This complex and comprehensive system demands attention, understanding and action. And the issue is more urgent than ever. 

The purpose of this series is to combat rape culture using the techniques of journalism: documenting the unknown, reporting that which is concealed and challenging the norms that dictate all of our lives. The best weapon that UA students have against rape culture is knowledge. Injustice thrives in silence. 

While we allow survivors of sexual violence to be dimissed, demeaned, and ignored, we hold up the standard that they are deserving of shame, rather than healing. We affirm that voicing the actions done to them is taboo and socially undesirable. This attitude is nothing more than complacency. It is cowardice. There is no middle ground in sexual violence. 

Why Now? 

In creating this series, I was confronted with a lot of difficult questions. Why am I not waiting to do this until April? Wouldn’t it be more timely, more relevant, to introduce such a series in Sexual Assault Awareness month?

While issues of sexual violence are particularly flashy during that time period, survivors don’t have the luxury of thinking about their experiences just one-twelfth of the year. The harmful rhetoric of rape culture follows them in their every action and conversation. If they do not get the privilege of complacency, nor should we. We should be willing to pursue discomfort in favor of justice. 

Another issue I was confronted with was how to best honor Megan. Megan’s story resonated with me deeply, as it ought to all UA students. She was 20 years old when she passed away. 

I am that same age now. 

I have envisioned the future I might have in the next decade. I could graduate, start my career, get married, have a family, buy a house. All in the next ten years. 

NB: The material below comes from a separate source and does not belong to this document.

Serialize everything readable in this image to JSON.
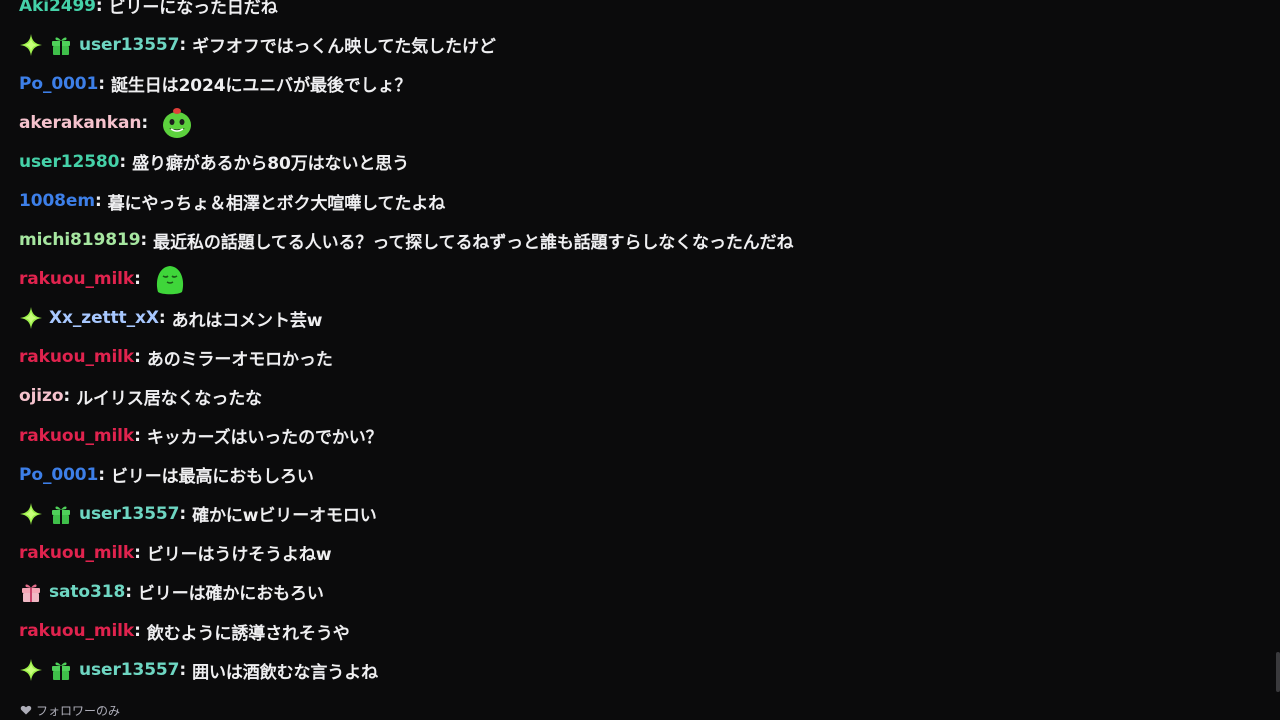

Megan seemed to imagine the same future for herself, texting a friend in February 2016, “When all is said and done, I wonder what I could’ve accomplished if one man didn’t completely rip everything away from me.”  

To honor Megan, I questioned how I could capture an issue as important as sexual violence in one opinion piece while granting it the respect it deserves. Then it hit me. I couldn’t. 

The prevalance of sexual violence reflects institutions established at the very beginning of human society. The examination of sexual violence also necessitates the consideration of  institutions of racism, sexism and class discrimination. The end of sexual violence will not be achieved with one opinion piece. 

But why can’t UA students try to start here? 


I will provide a couple of disclaimers for this series. The first is that these pieces will have gaps. It is impossible to capture the complexity and history of sexual violence in a single article. I wouldn’t want to even attempt such an endeavor, because I don’t want this series to be the end of the discussion surrounding sexual violence at the University, nor is it the beginning. 

There are already so many groups on campus that have dedicated themselves to combating rape culture, both on campus and beyond. I hope to partner with and feature such groups to create a series that covers many aspects of sexual violence. The issue of ending sexual violence is one that will require as many resources and talented individuals as it can get.

The second disclaimer, as I mention in my article, is that Megan Rondini is not a martyr. She was not someone whose death had to occur in order to bring about change. She was a whole individual, one with a rich life of friends, family and ambitions. I wish her family peace in the wake of the Alabama Supreme Court decision. 

We can honor her by viewing her, and others like her, as real people with complex internal narratives. In doing so, we may humanize what has been dehumanized. We may uplift what has been demeaned. 

I ask that in viewing this series, you seek to understand. I ask that you be open to challenging your own perspectives about rape culture. In doing so, we can only grow. We as UA students can only become more empathetic, kinder and closer to global justice. 

If you have any criticisms or questions for me, I welcome them. I am open to any conversations that might broaden my own perspective, and those of others, on such an important and prevalent issue. In addition, if you would like to contribute to the series in any way, please reach out to me at [email protected]